Travelers seldom make it to Tarma, but they should. One of the region’s most welcoming cities with a balmy climate by altiplano (highlands) standards, this is a great stopover – surrounded on all sides by scrubby, brown dirt mountains secreting some intriguing day trips, but poised on the cusp of the ceja de la selva (eyebrow of the jungle) with a road linking the central Andes to the Amazon Basin and its associated attractions. Limeños (inhabitants of Lima) come here to experience the nearest accessible tract of jungle to their desert capital and the city is now cottoning on to tourism with facilities ever-improving. Tarma can also be used as a base for exploring la selva central (Central Amazon).
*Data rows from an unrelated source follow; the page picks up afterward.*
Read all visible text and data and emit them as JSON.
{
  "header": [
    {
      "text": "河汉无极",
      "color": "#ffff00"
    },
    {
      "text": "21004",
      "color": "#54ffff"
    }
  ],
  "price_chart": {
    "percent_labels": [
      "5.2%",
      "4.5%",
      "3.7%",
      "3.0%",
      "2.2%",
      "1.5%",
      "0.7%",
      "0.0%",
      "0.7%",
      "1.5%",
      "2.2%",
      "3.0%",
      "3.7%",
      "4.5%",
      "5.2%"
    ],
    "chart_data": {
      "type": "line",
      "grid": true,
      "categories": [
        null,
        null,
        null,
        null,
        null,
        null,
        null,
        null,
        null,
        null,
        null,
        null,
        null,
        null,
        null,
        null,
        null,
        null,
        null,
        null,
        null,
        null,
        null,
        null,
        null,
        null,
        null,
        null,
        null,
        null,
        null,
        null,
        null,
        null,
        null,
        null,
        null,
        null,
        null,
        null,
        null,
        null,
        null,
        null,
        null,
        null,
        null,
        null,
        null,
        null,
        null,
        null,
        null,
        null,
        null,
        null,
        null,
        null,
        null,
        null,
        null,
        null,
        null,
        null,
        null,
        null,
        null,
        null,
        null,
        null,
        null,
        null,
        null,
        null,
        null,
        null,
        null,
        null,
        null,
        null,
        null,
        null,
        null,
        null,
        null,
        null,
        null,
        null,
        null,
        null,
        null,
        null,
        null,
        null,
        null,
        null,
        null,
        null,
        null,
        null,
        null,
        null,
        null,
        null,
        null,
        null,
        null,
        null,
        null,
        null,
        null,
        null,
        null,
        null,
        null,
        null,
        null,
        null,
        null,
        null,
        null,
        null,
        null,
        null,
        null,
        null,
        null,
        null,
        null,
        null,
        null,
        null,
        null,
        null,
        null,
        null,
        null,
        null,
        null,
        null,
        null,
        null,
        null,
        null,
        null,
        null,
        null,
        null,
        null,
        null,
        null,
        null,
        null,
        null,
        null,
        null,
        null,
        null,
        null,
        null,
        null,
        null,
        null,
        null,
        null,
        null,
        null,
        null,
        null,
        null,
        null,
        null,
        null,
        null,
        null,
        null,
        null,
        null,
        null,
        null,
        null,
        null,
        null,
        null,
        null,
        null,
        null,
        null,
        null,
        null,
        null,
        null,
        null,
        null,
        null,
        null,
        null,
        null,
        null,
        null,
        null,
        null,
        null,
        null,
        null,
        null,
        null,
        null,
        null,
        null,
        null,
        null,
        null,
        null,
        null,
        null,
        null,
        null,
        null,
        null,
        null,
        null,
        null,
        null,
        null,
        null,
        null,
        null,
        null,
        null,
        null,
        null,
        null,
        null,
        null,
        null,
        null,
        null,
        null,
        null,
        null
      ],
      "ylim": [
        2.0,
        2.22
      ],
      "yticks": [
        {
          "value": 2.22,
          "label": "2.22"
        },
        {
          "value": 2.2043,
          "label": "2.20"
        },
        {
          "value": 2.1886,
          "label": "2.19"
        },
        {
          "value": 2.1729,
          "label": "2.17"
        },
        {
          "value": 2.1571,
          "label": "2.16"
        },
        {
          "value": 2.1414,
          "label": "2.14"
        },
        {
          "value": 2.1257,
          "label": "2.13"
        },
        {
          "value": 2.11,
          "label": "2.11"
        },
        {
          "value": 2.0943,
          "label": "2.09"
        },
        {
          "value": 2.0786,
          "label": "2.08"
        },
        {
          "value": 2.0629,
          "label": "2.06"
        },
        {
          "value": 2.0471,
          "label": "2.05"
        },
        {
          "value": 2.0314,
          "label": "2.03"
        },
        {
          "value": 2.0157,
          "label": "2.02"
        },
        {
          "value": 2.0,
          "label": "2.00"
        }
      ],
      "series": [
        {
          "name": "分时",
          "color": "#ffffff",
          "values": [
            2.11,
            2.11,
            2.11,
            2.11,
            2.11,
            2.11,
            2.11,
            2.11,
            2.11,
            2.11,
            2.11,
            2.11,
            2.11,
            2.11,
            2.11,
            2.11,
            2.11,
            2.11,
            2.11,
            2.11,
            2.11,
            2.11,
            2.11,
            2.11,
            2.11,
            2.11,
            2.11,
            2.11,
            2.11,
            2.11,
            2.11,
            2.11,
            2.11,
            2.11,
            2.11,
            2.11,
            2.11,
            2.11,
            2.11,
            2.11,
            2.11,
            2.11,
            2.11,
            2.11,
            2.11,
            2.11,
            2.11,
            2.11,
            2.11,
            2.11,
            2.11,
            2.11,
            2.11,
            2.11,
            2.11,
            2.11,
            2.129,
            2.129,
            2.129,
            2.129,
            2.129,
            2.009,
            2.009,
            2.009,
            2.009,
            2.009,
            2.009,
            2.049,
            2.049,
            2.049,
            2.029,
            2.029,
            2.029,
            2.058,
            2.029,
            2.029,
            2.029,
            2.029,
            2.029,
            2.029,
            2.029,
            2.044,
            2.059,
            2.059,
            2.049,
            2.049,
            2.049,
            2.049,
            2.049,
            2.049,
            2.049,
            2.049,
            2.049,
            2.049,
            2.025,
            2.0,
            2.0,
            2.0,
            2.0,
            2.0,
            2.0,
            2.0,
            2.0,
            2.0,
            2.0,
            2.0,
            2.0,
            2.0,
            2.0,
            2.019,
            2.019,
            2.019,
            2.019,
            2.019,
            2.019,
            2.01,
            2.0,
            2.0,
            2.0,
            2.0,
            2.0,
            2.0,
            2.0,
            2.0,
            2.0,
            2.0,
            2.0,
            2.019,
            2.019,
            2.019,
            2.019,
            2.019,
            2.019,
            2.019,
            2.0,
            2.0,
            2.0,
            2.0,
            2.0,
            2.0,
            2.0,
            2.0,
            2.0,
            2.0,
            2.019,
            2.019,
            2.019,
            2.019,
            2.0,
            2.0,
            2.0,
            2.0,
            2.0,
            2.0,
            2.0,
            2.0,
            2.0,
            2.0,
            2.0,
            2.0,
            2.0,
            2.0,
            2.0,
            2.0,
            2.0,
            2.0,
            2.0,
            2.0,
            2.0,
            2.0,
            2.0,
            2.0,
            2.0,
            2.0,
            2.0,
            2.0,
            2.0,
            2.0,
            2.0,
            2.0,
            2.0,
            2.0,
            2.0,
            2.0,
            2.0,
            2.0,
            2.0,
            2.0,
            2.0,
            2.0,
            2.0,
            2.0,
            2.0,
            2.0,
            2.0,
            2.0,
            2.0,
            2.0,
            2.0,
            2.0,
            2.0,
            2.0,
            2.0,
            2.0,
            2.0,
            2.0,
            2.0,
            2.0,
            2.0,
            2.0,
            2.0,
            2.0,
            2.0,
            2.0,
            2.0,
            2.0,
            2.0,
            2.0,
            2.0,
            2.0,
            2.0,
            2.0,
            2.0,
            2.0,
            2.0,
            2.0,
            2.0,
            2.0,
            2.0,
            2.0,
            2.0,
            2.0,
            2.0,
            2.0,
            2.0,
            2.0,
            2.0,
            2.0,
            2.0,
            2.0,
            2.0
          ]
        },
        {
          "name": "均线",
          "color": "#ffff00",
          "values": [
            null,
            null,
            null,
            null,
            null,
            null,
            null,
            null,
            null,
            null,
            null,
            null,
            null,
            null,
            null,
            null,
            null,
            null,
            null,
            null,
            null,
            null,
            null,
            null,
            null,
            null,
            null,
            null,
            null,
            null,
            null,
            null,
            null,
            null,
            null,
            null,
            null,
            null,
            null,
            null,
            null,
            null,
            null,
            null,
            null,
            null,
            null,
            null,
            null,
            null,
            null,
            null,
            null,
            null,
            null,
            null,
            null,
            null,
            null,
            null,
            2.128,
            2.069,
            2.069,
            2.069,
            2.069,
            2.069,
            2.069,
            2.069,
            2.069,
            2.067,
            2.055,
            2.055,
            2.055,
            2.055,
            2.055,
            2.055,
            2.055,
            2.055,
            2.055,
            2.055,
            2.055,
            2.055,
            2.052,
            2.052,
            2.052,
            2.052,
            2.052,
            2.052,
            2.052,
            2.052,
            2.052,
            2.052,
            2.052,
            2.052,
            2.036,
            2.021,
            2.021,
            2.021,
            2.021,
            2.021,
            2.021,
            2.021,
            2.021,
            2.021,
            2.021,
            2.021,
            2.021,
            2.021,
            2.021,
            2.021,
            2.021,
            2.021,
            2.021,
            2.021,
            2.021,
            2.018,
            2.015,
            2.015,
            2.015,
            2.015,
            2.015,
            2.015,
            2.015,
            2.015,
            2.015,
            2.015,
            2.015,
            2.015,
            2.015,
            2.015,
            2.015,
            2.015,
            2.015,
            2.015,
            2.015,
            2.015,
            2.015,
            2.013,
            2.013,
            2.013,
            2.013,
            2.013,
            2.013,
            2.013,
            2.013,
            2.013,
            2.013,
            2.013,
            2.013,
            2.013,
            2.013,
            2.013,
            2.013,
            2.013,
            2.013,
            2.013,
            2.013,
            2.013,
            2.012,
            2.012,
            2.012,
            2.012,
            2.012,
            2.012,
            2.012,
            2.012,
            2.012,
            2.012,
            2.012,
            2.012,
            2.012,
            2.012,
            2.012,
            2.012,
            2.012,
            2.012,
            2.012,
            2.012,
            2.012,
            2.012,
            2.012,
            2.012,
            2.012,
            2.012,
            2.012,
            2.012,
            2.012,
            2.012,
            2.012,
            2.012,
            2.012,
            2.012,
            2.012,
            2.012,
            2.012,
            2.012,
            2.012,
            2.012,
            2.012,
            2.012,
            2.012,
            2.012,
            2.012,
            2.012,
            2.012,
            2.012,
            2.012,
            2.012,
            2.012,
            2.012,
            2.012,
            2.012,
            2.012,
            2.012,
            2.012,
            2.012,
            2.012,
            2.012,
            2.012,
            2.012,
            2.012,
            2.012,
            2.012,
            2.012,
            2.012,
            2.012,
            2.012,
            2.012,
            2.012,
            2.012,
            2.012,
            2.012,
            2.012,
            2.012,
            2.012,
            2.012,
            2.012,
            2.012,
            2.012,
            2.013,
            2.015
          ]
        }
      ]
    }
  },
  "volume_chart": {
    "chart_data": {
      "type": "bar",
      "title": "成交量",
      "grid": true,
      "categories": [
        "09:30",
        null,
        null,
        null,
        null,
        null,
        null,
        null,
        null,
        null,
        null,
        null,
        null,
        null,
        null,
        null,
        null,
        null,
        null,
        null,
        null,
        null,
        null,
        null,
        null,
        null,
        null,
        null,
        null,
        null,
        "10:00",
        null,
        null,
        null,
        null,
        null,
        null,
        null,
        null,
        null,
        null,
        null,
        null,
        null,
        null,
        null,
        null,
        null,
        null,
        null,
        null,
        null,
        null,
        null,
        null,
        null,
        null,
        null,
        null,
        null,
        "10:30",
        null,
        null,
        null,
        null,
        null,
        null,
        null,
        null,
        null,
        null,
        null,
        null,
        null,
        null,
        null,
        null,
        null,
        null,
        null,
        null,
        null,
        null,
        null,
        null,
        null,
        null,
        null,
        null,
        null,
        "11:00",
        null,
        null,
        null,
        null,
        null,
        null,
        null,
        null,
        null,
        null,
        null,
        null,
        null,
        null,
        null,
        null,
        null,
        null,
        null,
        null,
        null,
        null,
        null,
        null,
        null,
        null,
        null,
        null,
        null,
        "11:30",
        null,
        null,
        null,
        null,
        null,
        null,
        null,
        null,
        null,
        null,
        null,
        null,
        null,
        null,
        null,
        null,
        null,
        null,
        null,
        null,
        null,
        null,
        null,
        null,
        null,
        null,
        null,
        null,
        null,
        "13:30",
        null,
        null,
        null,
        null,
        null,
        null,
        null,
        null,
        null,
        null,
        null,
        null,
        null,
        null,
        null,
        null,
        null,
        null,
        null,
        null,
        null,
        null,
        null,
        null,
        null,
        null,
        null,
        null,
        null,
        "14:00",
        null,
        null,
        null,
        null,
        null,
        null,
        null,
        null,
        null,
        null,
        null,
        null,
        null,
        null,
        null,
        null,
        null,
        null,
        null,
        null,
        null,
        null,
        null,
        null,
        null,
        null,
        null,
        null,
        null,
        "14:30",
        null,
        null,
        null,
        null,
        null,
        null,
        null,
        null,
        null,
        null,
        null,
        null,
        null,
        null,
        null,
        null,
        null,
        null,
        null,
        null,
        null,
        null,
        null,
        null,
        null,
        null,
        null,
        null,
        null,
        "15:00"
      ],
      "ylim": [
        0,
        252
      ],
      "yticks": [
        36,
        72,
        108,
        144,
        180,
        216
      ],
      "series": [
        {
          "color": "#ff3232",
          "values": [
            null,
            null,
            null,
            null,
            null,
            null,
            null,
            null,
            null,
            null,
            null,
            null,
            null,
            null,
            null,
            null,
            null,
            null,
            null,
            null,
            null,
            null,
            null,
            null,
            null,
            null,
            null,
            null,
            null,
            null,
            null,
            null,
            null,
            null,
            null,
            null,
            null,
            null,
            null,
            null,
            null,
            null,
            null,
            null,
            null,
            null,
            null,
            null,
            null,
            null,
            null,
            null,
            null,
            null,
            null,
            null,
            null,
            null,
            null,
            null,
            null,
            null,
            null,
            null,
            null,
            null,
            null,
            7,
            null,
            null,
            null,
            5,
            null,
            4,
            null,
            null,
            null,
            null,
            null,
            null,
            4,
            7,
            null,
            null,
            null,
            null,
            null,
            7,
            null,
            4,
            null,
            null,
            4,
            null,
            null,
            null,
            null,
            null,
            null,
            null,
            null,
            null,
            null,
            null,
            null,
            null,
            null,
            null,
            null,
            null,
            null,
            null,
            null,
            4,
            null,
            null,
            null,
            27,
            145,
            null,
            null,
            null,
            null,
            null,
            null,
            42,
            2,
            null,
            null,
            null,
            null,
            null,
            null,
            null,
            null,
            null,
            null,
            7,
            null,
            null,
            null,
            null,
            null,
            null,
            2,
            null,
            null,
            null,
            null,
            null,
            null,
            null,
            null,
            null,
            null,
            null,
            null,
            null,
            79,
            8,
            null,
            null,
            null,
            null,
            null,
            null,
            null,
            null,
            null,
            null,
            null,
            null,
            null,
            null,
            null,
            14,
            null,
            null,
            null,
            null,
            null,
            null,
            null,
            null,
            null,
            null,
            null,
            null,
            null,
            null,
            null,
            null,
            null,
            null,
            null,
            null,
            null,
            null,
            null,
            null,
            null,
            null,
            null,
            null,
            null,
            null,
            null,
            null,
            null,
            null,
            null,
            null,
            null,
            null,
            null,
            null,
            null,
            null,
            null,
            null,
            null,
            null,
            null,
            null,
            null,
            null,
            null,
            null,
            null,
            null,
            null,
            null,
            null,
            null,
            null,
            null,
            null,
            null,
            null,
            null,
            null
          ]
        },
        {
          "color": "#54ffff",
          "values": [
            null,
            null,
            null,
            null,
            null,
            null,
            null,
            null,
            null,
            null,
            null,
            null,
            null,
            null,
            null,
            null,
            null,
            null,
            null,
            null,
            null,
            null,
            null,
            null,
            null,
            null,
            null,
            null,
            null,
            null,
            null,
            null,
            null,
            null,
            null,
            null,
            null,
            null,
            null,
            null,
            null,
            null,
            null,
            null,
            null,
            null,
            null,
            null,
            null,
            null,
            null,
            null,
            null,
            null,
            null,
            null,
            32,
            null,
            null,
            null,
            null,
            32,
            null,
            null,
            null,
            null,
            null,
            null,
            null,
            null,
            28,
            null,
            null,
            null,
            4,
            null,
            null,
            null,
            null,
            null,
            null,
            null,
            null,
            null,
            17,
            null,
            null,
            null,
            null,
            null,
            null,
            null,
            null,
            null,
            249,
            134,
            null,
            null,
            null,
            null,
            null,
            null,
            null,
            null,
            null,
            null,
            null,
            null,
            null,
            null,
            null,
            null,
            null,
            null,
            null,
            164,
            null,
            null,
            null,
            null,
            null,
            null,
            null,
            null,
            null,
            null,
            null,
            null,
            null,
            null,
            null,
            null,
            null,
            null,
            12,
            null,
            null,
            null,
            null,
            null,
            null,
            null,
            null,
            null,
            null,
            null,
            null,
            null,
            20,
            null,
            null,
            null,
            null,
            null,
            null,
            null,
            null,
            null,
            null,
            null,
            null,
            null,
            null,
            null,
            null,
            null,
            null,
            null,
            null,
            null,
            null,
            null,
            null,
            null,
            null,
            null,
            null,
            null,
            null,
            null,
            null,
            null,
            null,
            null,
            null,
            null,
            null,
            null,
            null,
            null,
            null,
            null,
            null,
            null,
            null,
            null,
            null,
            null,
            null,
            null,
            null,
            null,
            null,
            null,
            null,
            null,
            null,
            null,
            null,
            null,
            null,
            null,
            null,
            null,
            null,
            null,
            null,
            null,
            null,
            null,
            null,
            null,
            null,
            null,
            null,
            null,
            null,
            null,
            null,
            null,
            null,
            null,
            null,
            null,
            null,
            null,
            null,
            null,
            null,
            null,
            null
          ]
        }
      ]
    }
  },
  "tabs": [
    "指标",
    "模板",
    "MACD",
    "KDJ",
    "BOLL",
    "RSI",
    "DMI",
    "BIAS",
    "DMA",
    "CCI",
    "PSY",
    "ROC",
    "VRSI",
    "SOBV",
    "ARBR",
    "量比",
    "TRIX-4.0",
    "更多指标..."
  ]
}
The area has a long history too. Hidden in the mountains around town are Inca and pre-Inca ruins that have yet to be fully excavated. Tarma was one of the first places to be founded by the Spanish after the conquest (1538 is the generally accepted date). Nothing remains of the early colonial era, but there are many attractive 19th- and early-20th-century houses with white walls and red-tiled roofs.